▶ [INFORMATION]

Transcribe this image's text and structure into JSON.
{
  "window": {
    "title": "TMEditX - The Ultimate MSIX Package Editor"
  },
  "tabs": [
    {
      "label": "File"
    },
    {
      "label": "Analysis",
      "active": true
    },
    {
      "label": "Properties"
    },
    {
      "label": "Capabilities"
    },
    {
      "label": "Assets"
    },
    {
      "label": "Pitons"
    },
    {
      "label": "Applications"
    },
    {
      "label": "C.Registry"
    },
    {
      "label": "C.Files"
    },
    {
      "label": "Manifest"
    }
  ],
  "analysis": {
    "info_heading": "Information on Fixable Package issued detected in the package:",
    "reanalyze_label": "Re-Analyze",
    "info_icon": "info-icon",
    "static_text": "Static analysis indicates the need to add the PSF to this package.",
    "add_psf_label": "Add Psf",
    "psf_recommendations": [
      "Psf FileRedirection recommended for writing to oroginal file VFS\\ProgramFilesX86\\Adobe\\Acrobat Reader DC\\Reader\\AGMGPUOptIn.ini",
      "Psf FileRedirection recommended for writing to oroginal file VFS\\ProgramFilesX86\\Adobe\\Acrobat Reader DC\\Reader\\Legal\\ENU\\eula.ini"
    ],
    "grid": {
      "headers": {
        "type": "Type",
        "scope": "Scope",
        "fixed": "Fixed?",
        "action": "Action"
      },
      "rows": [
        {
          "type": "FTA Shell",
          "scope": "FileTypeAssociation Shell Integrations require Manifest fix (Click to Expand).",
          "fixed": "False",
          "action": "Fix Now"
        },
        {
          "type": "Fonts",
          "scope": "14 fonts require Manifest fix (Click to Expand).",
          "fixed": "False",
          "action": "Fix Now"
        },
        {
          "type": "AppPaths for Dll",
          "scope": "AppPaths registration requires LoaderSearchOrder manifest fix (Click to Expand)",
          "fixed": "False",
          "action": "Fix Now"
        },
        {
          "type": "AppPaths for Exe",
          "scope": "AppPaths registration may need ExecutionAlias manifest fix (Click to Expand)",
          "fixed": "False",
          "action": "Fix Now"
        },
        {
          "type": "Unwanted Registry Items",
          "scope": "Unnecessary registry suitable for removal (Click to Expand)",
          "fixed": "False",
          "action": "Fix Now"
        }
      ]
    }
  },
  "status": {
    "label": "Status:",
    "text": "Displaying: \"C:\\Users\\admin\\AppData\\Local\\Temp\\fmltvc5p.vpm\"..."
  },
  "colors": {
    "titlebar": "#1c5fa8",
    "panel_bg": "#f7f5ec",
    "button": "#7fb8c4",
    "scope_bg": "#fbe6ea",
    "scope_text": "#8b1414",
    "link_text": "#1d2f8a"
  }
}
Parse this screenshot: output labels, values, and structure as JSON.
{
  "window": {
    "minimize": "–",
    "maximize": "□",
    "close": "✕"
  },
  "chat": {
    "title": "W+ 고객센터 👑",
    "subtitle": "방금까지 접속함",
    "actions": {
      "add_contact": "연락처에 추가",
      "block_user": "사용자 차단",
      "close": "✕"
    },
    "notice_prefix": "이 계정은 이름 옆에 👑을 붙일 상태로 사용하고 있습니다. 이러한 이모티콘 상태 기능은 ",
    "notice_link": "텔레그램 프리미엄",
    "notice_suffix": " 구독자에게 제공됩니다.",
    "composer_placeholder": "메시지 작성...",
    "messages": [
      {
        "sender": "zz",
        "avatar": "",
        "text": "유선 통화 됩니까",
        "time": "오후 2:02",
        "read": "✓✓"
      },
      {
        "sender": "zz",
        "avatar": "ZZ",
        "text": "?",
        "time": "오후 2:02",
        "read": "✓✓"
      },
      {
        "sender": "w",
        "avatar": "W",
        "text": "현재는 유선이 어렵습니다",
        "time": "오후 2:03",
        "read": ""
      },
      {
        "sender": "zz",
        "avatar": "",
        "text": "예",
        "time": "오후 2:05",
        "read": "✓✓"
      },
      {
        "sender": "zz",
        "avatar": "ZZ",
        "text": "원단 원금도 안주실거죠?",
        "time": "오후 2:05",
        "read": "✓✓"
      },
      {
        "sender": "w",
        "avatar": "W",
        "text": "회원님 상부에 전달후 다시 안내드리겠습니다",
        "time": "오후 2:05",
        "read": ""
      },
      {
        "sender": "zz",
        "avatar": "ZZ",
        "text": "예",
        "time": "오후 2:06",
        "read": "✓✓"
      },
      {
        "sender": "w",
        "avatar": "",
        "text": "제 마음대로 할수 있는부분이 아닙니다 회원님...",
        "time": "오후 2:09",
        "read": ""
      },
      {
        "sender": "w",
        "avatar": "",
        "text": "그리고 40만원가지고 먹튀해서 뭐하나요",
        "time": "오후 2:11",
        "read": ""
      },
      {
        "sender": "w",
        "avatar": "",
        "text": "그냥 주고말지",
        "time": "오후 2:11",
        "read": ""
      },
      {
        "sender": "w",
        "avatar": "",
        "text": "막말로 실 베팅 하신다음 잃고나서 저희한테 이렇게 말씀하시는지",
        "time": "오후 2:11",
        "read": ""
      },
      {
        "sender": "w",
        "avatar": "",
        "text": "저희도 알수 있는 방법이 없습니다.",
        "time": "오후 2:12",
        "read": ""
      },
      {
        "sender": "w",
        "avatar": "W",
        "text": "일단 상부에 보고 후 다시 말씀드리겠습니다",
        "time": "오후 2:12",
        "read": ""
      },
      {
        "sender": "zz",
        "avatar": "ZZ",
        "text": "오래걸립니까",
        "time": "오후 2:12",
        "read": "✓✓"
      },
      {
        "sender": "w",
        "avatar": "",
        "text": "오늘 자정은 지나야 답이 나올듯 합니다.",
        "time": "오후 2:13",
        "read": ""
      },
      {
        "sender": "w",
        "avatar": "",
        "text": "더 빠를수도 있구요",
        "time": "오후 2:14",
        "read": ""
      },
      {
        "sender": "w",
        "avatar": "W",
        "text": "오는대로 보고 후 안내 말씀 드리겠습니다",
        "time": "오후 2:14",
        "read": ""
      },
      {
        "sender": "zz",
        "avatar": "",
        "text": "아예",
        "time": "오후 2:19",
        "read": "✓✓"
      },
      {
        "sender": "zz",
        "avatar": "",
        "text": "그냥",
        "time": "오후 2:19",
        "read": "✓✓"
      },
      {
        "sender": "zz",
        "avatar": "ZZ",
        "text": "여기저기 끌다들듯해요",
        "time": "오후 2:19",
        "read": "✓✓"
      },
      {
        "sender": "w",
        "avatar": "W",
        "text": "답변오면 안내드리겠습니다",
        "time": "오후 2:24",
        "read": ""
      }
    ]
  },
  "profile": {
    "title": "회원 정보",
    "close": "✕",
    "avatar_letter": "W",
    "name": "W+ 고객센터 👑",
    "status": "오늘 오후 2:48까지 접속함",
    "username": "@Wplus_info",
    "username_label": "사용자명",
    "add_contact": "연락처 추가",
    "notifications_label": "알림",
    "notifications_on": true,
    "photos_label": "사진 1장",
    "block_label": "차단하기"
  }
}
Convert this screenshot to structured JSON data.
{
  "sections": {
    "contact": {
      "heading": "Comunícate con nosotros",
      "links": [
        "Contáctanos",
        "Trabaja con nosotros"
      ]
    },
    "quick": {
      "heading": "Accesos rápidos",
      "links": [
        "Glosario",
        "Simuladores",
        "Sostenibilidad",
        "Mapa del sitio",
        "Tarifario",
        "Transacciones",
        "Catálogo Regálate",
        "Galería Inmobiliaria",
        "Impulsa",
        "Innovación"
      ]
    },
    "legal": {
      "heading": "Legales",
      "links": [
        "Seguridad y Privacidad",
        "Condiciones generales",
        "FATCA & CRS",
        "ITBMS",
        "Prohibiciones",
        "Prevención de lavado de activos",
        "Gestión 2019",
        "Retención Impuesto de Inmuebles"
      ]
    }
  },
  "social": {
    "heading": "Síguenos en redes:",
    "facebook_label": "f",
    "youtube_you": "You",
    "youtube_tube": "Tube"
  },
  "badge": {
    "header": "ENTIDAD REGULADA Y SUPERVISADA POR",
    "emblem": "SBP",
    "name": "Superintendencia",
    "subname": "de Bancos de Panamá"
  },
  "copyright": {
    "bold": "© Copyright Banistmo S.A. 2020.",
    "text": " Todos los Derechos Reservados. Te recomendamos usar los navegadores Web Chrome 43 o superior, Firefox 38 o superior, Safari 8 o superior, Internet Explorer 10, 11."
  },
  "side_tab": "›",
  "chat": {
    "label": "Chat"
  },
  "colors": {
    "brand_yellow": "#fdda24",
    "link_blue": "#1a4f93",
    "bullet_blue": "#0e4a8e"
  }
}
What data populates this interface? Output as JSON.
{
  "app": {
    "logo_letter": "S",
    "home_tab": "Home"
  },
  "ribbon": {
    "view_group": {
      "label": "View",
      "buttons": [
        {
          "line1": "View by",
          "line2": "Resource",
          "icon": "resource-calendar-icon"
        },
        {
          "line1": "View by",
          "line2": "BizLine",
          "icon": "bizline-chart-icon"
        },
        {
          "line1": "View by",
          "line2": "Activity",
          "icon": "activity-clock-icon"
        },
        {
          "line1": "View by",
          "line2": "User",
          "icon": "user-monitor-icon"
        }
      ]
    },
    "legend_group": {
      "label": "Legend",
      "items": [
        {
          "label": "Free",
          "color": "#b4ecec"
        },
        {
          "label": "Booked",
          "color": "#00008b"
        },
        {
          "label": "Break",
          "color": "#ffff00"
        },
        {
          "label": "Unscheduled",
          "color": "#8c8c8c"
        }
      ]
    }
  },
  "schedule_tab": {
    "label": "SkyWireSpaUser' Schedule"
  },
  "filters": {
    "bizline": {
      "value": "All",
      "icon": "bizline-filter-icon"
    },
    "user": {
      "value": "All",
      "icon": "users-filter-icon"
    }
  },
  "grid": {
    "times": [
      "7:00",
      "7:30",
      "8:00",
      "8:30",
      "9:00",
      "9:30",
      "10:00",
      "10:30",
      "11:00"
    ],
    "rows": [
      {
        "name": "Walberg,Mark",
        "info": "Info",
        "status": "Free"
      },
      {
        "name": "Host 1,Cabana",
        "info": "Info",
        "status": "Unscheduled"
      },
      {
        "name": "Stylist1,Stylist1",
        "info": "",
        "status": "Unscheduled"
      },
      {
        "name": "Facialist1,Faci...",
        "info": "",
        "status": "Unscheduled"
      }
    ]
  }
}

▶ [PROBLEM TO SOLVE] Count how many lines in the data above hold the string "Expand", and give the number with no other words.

▶ [SOLUTION FOR THIS EXERCISE] 5